* **What to do**
Look for the word "title" in the entries and copy every line where it shows up.

* **Recorded information**
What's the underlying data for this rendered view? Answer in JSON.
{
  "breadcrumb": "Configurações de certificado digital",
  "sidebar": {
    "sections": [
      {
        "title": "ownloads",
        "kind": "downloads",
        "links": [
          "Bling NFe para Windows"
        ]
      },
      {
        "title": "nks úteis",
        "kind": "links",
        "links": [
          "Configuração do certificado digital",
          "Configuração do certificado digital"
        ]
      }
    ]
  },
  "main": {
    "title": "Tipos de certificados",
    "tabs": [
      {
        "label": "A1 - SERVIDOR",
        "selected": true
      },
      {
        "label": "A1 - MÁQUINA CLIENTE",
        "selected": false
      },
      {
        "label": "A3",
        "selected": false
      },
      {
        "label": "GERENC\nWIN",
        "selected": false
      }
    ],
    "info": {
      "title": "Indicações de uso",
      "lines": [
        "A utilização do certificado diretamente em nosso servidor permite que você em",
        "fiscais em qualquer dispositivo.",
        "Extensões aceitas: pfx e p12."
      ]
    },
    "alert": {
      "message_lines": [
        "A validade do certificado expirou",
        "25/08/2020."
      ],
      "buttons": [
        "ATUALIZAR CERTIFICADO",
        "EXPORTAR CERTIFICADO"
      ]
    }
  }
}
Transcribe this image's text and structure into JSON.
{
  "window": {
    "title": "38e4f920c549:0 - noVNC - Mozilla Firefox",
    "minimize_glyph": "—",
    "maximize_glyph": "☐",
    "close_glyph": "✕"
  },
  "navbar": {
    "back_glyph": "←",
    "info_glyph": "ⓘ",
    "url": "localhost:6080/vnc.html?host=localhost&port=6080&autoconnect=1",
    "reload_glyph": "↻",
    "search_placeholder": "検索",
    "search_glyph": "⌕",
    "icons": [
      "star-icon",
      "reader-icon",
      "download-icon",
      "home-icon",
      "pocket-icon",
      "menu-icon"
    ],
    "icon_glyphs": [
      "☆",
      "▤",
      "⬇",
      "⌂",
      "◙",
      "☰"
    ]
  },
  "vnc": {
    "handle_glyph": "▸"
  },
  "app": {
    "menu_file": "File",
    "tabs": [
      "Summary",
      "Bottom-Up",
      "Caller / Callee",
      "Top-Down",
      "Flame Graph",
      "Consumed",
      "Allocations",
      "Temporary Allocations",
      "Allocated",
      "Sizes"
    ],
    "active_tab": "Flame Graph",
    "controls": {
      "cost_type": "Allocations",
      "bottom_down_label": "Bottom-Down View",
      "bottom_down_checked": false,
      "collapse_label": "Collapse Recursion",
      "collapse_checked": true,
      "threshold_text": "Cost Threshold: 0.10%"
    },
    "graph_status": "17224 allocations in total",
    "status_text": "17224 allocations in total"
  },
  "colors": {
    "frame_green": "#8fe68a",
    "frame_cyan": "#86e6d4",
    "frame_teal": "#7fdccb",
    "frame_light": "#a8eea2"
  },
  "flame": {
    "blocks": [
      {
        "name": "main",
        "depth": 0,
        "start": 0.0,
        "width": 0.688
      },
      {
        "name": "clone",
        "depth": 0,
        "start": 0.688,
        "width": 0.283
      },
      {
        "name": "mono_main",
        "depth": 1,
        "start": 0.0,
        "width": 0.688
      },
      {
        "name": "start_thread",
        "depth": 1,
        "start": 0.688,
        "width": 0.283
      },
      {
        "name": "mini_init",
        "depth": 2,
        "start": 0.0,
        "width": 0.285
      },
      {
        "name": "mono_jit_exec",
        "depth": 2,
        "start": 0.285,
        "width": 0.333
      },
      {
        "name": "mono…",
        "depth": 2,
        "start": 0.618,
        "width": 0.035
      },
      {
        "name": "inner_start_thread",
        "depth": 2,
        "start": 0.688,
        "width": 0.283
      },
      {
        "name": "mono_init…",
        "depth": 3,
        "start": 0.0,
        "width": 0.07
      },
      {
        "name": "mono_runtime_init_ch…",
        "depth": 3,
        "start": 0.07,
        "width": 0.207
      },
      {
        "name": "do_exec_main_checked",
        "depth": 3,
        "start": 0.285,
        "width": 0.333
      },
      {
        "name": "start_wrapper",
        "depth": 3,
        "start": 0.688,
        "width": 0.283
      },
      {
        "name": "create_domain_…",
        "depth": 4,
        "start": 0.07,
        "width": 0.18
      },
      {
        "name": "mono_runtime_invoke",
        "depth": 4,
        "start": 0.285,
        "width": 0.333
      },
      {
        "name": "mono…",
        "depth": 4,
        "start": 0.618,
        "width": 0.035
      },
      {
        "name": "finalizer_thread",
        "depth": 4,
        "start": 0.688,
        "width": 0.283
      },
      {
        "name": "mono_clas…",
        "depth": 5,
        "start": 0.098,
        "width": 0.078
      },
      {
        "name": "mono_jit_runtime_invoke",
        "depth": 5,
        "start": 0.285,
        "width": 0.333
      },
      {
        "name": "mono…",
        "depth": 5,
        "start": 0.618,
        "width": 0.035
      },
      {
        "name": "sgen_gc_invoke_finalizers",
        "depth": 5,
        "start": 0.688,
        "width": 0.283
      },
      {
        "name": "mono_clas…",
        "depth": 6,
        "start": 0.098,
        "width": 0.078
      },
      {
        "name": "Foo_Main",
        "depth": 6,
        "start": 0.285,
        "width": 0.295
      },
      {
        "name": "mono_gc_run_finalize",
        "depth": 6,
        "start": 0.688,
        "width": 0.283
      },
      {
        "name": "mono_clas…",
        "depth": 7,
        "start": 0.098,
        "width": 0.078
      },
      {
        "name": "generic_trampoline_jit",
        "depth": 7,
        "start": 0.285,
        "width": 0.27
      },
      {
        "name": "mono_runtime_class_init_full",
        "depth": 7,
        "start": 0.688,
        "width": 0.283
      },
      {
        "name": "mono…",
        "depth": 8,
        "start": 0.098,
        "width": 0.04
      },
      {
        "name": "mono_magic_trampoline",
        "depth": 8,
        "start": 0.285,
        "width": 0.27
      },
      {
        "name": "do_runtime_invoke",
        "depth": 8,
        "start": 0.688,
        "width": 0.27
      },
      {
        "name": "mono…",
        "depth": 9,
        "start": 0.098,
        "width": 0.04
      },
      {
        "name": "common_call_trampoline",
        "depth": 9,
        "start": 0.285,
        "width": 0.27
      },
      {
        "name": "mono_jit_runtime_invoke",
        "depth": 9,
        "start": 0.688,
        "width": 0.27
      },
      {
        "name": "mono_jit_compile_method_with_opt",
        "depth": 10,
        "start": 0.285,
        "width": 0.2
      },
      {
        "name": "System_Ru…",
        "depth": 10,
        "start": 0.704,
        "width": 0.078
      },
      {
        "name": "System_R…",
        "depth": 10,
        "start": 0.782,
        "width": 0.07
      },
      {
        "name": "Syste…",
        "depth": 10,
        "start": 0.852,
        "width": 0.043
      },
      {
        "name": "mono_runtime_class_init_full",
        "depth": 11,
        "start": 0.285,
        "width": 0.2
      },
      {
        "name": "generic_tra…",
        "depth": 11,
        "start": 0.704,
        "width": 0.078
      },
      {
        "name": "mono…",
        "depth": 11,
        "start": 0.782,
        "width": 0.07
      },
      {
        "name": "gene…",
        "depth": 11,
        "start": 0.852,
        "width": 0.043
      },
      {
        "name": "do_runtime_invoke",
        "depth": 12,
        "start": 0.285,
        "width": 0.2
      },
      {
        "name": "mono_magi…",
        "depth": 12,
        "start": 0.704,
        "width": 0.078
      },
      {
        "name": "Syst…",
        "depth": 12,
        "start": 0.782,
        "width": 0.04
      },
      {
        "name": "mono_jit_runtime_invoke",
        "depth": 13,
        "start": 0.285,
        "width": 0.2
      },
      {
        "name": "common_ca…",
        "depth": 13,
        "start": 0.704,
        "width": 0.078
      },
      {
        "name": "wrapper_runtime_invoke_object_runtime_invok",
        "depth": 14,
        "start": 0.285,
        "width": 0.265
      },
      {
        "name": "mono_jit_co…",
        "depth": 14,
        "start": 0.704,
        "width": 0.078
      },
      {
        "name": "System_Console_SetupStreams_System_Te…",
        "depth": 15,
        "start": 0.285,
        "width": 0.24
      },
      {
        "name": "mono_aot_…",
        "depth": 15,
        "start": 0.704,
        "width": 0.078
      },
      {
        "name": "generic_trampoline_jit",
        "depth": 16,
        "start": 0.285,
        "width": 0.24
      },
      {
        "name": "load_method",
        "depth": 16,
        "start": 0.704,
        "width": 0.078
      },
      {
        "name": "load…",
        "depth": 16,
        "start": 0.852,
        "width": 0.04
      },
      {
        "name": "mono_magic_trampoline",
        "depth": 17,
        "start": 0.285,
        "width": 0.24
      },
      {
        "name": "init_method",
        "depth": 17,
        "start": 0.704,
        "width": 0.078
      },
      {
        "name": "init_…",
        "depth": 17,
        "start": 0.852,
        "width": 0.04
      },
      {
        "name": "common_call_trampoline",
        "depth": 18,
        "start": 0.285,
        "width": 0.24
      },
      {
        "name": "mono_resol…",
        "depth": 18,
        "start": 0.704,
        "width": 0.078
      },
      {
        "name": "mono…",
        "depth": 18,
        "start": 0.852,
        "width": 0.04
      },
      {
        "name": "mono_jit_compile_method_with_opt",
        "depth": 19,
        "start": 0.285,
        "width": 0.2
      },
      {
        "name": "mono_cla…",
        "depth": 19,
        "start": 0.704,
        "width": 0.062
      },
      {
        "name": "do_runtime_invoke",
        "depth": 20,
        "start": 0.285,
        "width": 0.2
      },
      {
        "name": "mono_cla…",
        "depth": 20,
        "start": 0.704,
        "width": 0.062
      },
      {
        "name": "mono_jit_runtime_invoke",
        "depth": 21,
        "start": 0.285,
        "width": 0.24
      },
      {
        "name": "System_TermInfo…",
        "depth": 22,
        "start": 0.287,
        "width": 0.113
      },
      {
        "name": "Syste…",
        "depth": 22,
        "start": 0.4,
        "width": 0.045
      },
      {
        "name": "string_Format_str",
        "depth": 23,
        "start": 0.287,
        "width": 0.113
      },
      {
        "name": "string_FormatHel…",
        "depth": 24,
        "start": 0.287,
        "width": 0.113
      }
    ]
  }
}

* **Solution**
        "title": "ownloads",
        "title": "nks úteis",
    "title": "Tipos de certificados",
      "title": "Indicações de uso",
    "title": "38e4f920c549:0 - noVNC - Mozilla Firefox",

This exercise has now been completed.